Gross working capital is an important parameter for assessing a company’s available cash flow. As a result, it is crucial in accounting operations, supporting both business owners and financial analysts in making critical financial decisions. However, to ensure complete profitability, company owners must employ measures for successfully managing gross working capital.
The gross working capital of a corporation is an essential indicator of its liquidity and financial soundness. It demonstrates the ease with which the corporation may repay its short-term commitments, such as bank overdrafts, debentures, and trade creditors. It also indicates the worth of the firm’s inventory and is thus used when determining the market value of a company for takeover reasons, etc. The current ratio is the most widely utilized ratio to compute GWC.
What exactly is Gross Working Capital?
Gross working capital is a company’s total current asset level at any given point in an accounting year. Any assets that may be turned into cash rapidly within an accounting period are included.
Examples include cash, inventories, accounts receivable, marketable securities, commercial paper, and short-term investments.
In other words, it is the amount of cash on hand for a corporation to satisfy its existing asset-related demands. In any given situation, a company’s gross working capital will always be negative. Working capital, on the other hand, does not offer a comprehensive picture of a company’s liquidity.
Gross Working Capital Calculation
Business owners and financial analysts use the following formula to calculate gross working capital: –
- Gross Working Capital = Total Current Asset Value

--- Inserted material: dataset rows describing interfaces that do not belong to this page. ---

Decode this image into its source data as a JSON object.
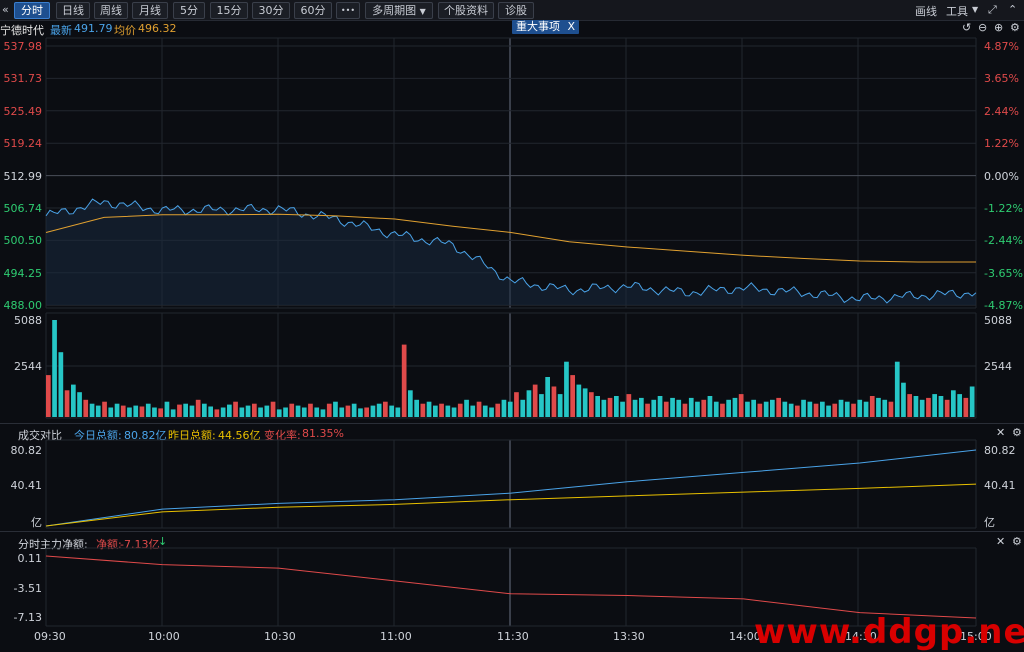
{
  "toolbar": {
    "back_glyph": "«",
    "tabs": [
      "分时",
      "日线",
      "周线",
      "月线",
      "5分",
      "15分",
      "30分",
      "60分"
    ],
    "more": "•••",
    "multi_period": "多周期图",
    "stock_info": "个股资料",
    "diagnose": "诊股",
    "draw": "画线",
    "tools": "工具",
    "active_tab": "分时"
  },
  "info": {
    "name": "宁德时代",
    "latest_label": "最新",
    "latest": "491.79",
    "avg_label": "均价",
    "avg": "496.32",
    "event_badge": "重大事项",
    "event_close": "X"
  },
  "price_axis": {
    "left": [
      "537.98",
      "531.73",
      "525.49",
      "519.24",
      "512.99",
      "506.74",
      "500.50",
      "494.25",
      "488.00"
    ],
    "right": [
      "4.87%",
      "3.65%",
      "2.44%",
      "1.22%",
      "0.00%",
      "-1.22%",
      "-2.44%",
      "-3.65%",
      "-4.87%"
    ]
  },
  "volume_axis": {
    "top": "5088",
    "mid": "2544"
  },
  "amount_panel": {
    "title": "成交对比",
    "today_label": "今日总额:",
    "today": "80.82亿",
    "yesterday_label": "昨日总额:",
    "yesterday": "44.56亿",
    "change_label": "变化率:",
    "change": "81.35%",
    "ticks": [
      "80.82",
      "40.41",
      "亿"
    ]
  },
  "flow_panel": {
    "title": "分时主力净额:",
    "net_label": "净额:",
    "net": "-7.13亿",
    "ticks": [
      "0.11",
      "-3.51",
      "-7.13"
    ]
  },
  "times": [
    "09:30",
    "10:00",
    "10:30",
    "11:00",
    "11:30",
    "13:30",
    "14:00",
    "14:30",
    "15:00"
  ],
  "watermark": "www.ddgp.net",
  "colors": {
    "up": "#e04a4a",
    "down": "#26c6c6",
    "price": "#4aa3e8",
    "avg": "#e0a030",
    "yesterday": "#e8c000",
    "accent": "#1e4f8f"
  },
  "chart_data": [
    {
      "type": "line",
      "name": "intraday-price",
      "x": [
        "09:30",
        "09:45",
        "10:00",
        "10:15",
        "10:30",
        "10:45",
        "11:00",
        "11:15",
        "11:30",
        "13:15",
        "13:30",
        "13:45",
        "14:00",
        "14:15",
        "14:30",
        "14:45",
        "15:00"
      ],
      "series": [
        {
          "values": [
            505.2,
            507.9,
            506.3,
            506.4,
            506.5,
            504.6,
            501.6,
            499.6,
            492.6,
            490.9,
            491.6,
            490.4,
            491.3,
            490.4,
            489.2,
            489.8,
            490.4
          ]
        },
        {
          "values": [
            502.0,
            504.9,
            505.4,
            505.4,
            505.5,
            505.2,
            504.6,
            503.2,
            502.0,
            500.2,
            499.2,
            498.4,
            497.6,
            497.0,
            496.5,
            496.3,
            496.3
          ]
        }
      ],
      "ylim": [
        488.0,
        537.98
      ]
    },
    {
      "type": "bar",
      "name": "volume",
      "ylim": [
        0,
        5088
      ],
      "values": [
        2200,
        5088,
        3400,
        1400,
        1700,
        1300,
        900,
        700,
        600,
        800,
        500,
        700,
        600,
        500,
        600,
        550,
        700,
        500,
        450,
        800,
        400,
        650,
        700,
        600,
        900,
        700,
        550,
        400,
        500,
        650,
        800,
        500,
        600,
        700,
        500,
        600,
        800,
        400,
        500,
        700,
        600,
        500,
        700,
        500,
        400,
        700,
        800,
        500,
        600,
        700,
        450,
        500,
        600,
        700,
        800,
        600,
        500,
        3800,
        1400,
        900,
        700,
        800,
        600,
        700,
        600,
        500,
        700,
        900,
        600,
        800,
        600,
        500,
        700,
        900,
        800,
        1300,
        900,
        1400,
        1700,
        1200,
        2100,
        1600,
        1200,
        2900,
        2200,
        1700,
        1500,
        1300,
        1100,
        900,
        1000,
        1100,
        800,
        1200,
        900,
        1000,
        700,
        900,
        1100,
        800,
        1000,
        900,
        700,
        1000,
        800,
        900,
        1100,
        800,
        700,
        900,
        1000,
        1200,
        800,
        900,
        700,
        800,
        900,
        1000,
        800,
        700,
        600,
        900,
        800,
        700,
        800,
        600,
        700,
        900,
        800,
        700,
        900,
        800,
        1100,
        1000,
        900,
        800,
        2900,
        1800,
        1200,
        1100,
        900,
        1000,
        1200,
        1100,
        900,
        1400,
        1200,
        1000,
        1600
      ]
    },
    {
      "type": "line",
      "name": "amount-compare",
      "ylim": [
        0,
        80.82
      ],
      "x": [
        "09:30",
        "10:00",
        "10:30",
        "11:00",
        "11:30",
        "13:30",
        "14:00",
        "14:30",
        "15:00"
      ],
      "series": [
        {
          "name": "今日总额",
          "values": [
            0,
            18,
            24,
            28,
            35,
            47,
            57,
            67,
            80.82
          ]
        },
        {
          "name": "昨日总额",
          "values": [
            0,
            15,
            20,
            23,
            28,
            32,
            36,
            40,
            44.56
          ]
        }
      ]
    },
    {
      "type": "line",
      "name": "main-net-flow",
      "ylim": [
        -7.13,
        0.11
      ],
      "x": [
        "09:30",
        "10:00",
        "10:30",
        "11:00",
        "11:30",
        "13:30",
        "14:00",
        "14:30",
        "15:00"
      ],
      "series": [
        {
          "name": "净额",
          "values": [
            0.11,
            -0.9,
            -1.3,
            -2.8,
            -4.3,
            -4.5,
            -4.9,
            -6.5,
            -7.13
          ]
        }
      ]
    }
  ]
}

- Cash and Marketable Securities + Receivables + Short Term Investments + Inventory + Other Current Assets = Gross Working Capital
If net working capital is positive, this indicates that the company’s current assets outnumber its current liabilities. Following that, to measure the company’s financial health, business owners must establish the working capital ratio. – is the formula for the ratio.
- Working Capital Ratio = Current Assets / Current Liabilities
A ratio of less than one indicates that the company may struggle to repay its short-term debt. A surplus of net working capital, on the other hand, may be detrimental to the company and should be channeled elsewhere. To put it another way, to accomplish its goals, a company’s management must ensure appropriate working capital management.
The Importance of Gross Working Capital
- These remarks stress the importance of gross working capital.
- A thorough evaluation of gross working capital about liabilities yields an accurate estimation of a company’s current liabilities.
- Calculating a company’s gross working capital offers information about the predicted cash flow available to business owners.
- It helps to determine a company’s financial status and capacity to repay loans on schedule.
- It contributes to the computation of the working capital ratio, which is used to assess a company’s capacity to repay obligations on time.
- Investors and shareholders may make educated investment decisions with the help of gross working capital.
- Business entities and financial analysts can determine a company’s networking capital using gross working capital. A firm’s net working capital is regarded to be better capable of measuring the firm’s liquidity in any given circumstance.